-- Opening Marker --

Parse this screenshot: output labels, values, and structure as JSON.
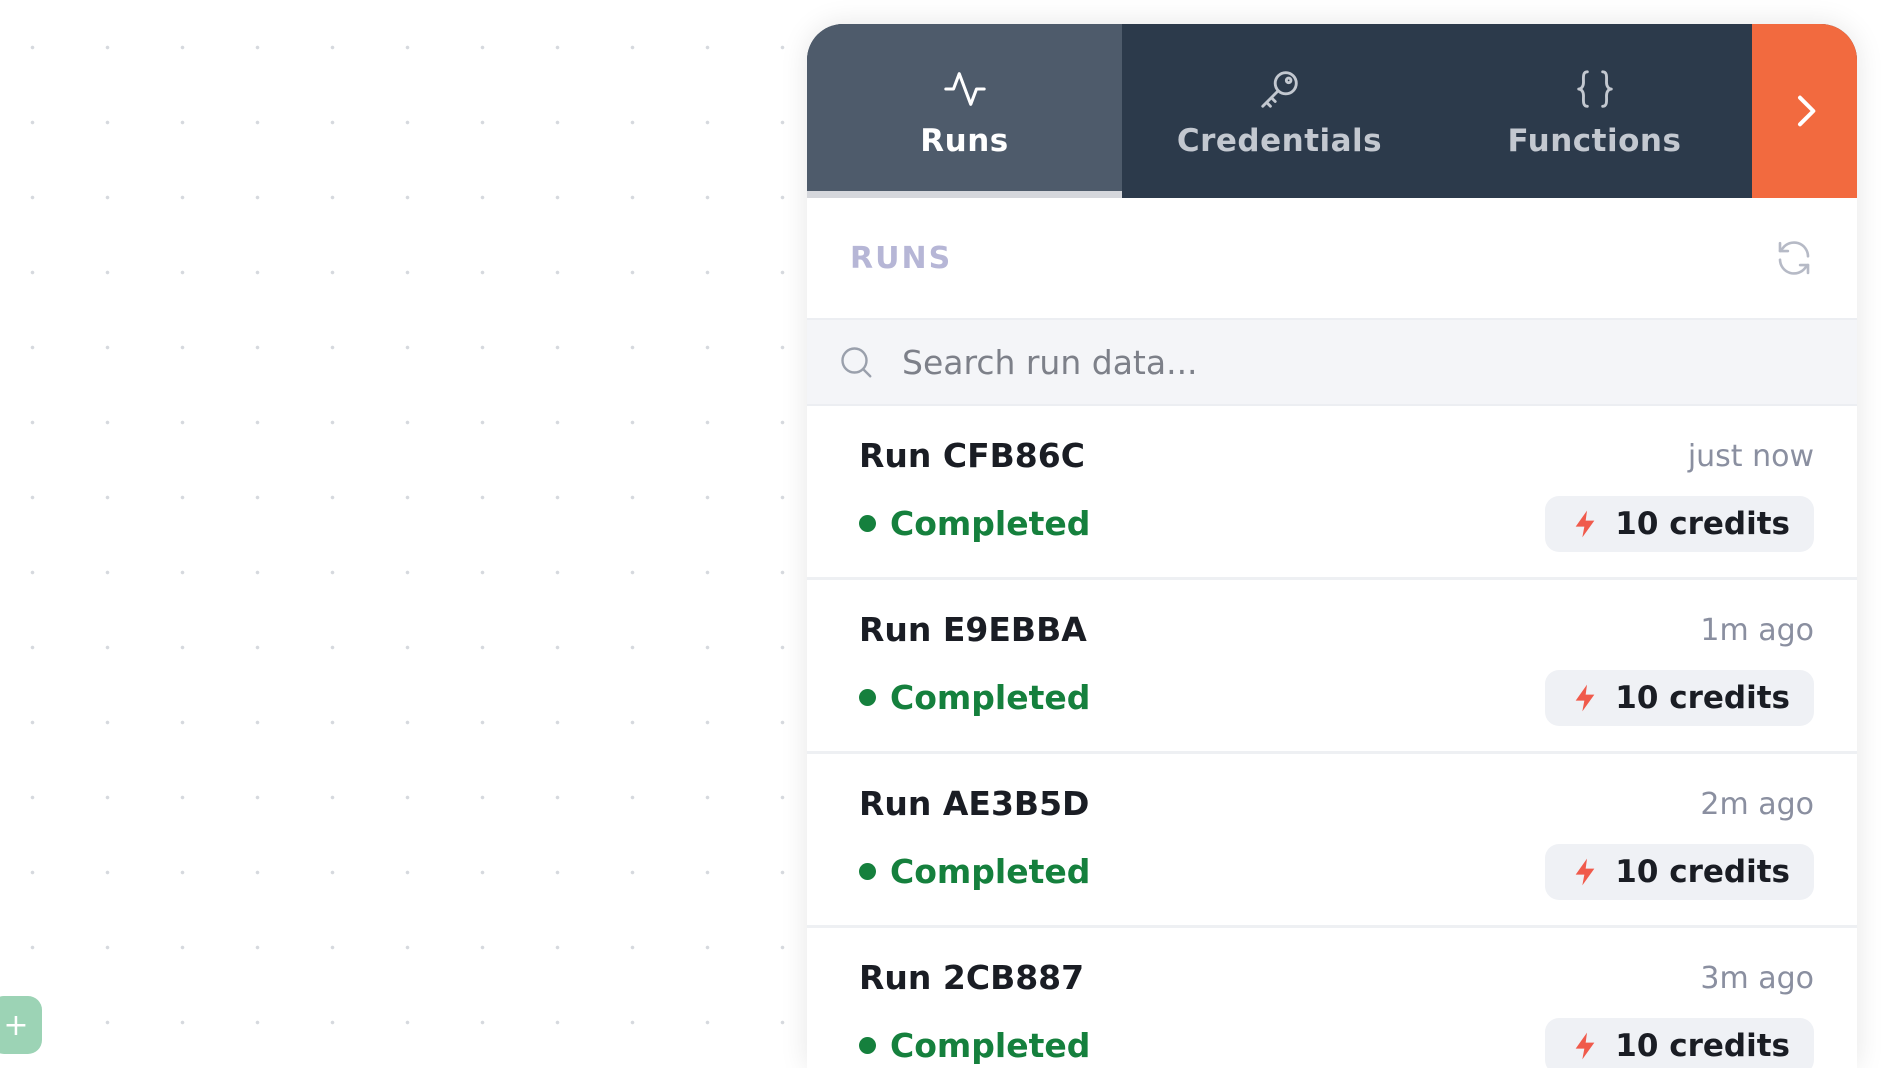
{
  "tabs": [
    {
      "label": "Runs",
      "icon": "activity-icon",
      "active": true
    },
    {
      "label": "Credentials",
      "icon": "key-icon",
      "active": false
    },
    {
      "label": "Functions",
      "icon": "braces-icon",
      "active": false
    }
  ],
  "runs_header": {
    "title": "RUNS"
  },
  "search": {
    "placeholder": "Search run data..."
  },
  "runs": [
    {
      "name": "Run CFB86C",
      "time": "just now",
      "status": "Completed",
      "credits": "10 credits"
    },
    {
      "name": "Run E9EBBA",
      "time": "1m ago",
      "status": "Completed",
      "credits": "10 credits"
    },
    {
      "name": "Run AE3B5D",
      "time": "2m ago",
      "status": "Completed",
      "credits": "10 credits"
    },
    {
      "name": "Run 2CB887",
      "time": "3m ago",
      "status": "Completed",
      "credits": "10 credits"
    }
  ],
  "add_button": {
    "label": "+"
  },
  "colors": {
    "accent": "#f26a3f",
    "tab_bar": "#2c3a4b",
    "tab_active": "#4e5b6b",
    "status_completed": "#15803d",
    "credits_bolt": "#f05a4b"
  }
}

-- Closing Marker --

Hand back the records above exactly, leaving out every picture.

Parse this screenshot: output labels, values, and structure as JSON.
{
  "tabs": [
    {
      "label": "Runs",
      "icon": "activity-icon",
      "active": true
    },
    {
      "label": "Credentials",
      "icon": "key-icon",
      "active": false
    },
    {
      "label": "Functions",
      "icon": "braces-icon",
      "active": false
    }
  ],
  "runs_header": {
    "title": "RUNS"
  },
  "search": {
    "placeholder": "Search run data..."
  },
  "runs": [
    {
      "name": "Run CFB86C",
      "time": "just now",
      "status": "Completed",
      "credits": "10 credits"
    },
    {
      "name": "Run E9EBBA",
      "time": "1m ago",
      "status": "Completed",
      "credits": "10 credits"
    },
    {
      "name": "Run AE3B5D",
      "time": "2m ago",
      "status": "Completed",
      "credits": "10 credits"
    },
    {
      "name": "Run 2CB887",
      "time": "3m ago",
      "status": "Completed",
      "credits": "10 credits"
    }
  ],
  "add_button": {
    "label": "+"
  },
  "colors": {
    "accent": "#f26a3f",
    "tab_bar": "#2c3a4b",
    "tab_active": "#4e5b6b",
    "status_completed": "#15803d",
    "credits_bolt": "#f05a4b"
  }
}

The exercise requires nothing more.